Travel tips about Provence
Luxury travel in Provence means seeing monuments which are off the beaten track, having local guides share their expert insight into Provençal history and culture and chefs and sommeliers giving you access to local treasures, people and places of which others only dream. With AAV a luxury trip is a unique experience, tailor-made for you with your dreams, your likes and dislikes all taken into account. You will have private, exclusive encounters designed just for you.
A few tips from our local guides:
Prepare for your trip
Try to watch the movie My Father’s Glory by Marcel Pagnol, a delightful immersion in the culture and the perfect prelude to your luxury vacation to Provence. If possible, watch in French with subtitles, to hear the lovely, lilting quality of the language, particular to this region.
Be sure to try the bouillabaisse

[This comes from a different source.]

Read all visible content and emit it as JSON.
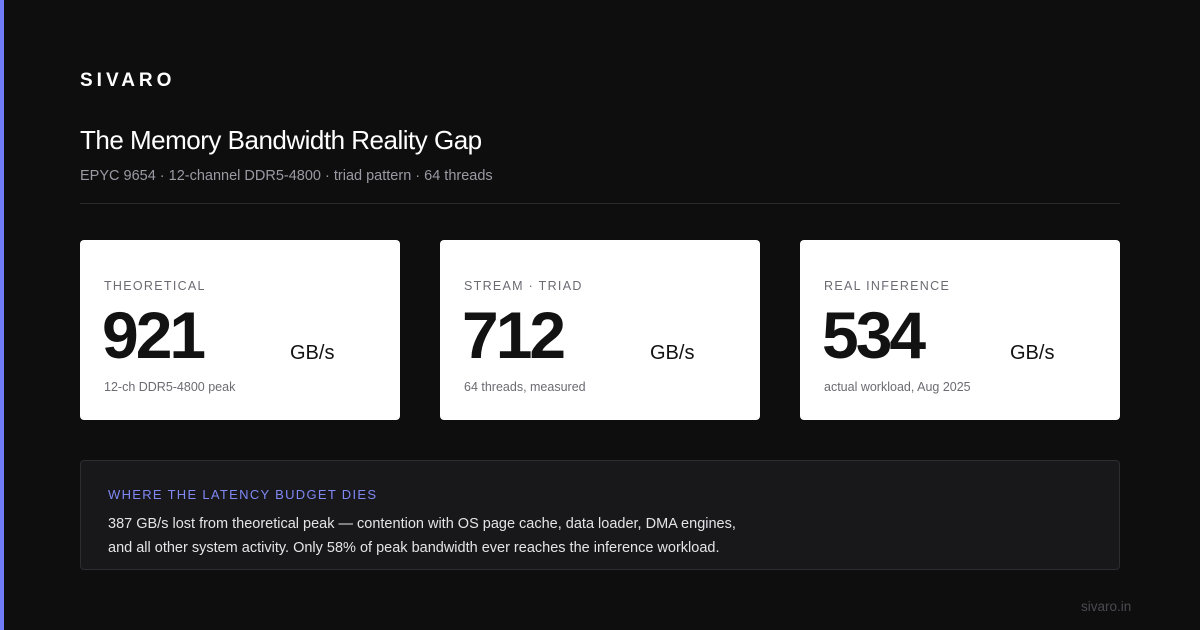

Nothing says “provence” more than this traditional fish stew, originating in the old fisherman’s port of Marseille. And don’t skimp on the rouille. Literally meaning “rust”, rouille is a spicey mayonnaise-based sauce to spread on bits of baguette which you then soak in the broth of the stew. Gourmet indulgence!
For real wine aficionados
It is possible to take a helicopter to Corsica for a day and visit wineries on the Isle of Beauty. An AAV sommelier will accompany you to tours and tastings of wine made from varieties of grapes not found on the continent.
Lose yourself in art
La Carrière des Lumières, the former quarry at Les Baux-de-Provence has two art exhibitions per season, although the words “exhibition” and “show” do not do justice to this sound-light-art projection in which you walk around within the art, completely surrounded by the oeuvres. A powerful experience.
France’s Grand Canyon
At 25 km long and 700 meters deep, the Gorges du Verdon is considered to be one of Europe’s most beautiful canyons. Visit by car, from the road on the rim above, for a panoramic view of the breathtaking canyon. For the athletes, kayaks are available, too.
Unique family holidays
in the South of France
Family holidays for all to enjoy
The south of France is a great destination when travelling with your family. The region has it all: luxurious hotels, fabulous local cuisine, sports, shopping, kilometer after kilometer of beautiful coastline, and the best weather in all of France.
If you’re traveling with children, we will create special experiences for them, too. Depending on their ages and interests, we can arrange special outings. We will ensure that everything runs like clockwork so that you are free to create beautiful and lasting memories with your family.
If you wish to schedule a time to speak about the trip you have in mind, please click on the “Tailor my trip” button and fill in our form. We will get back to you very shortly after reception of your request.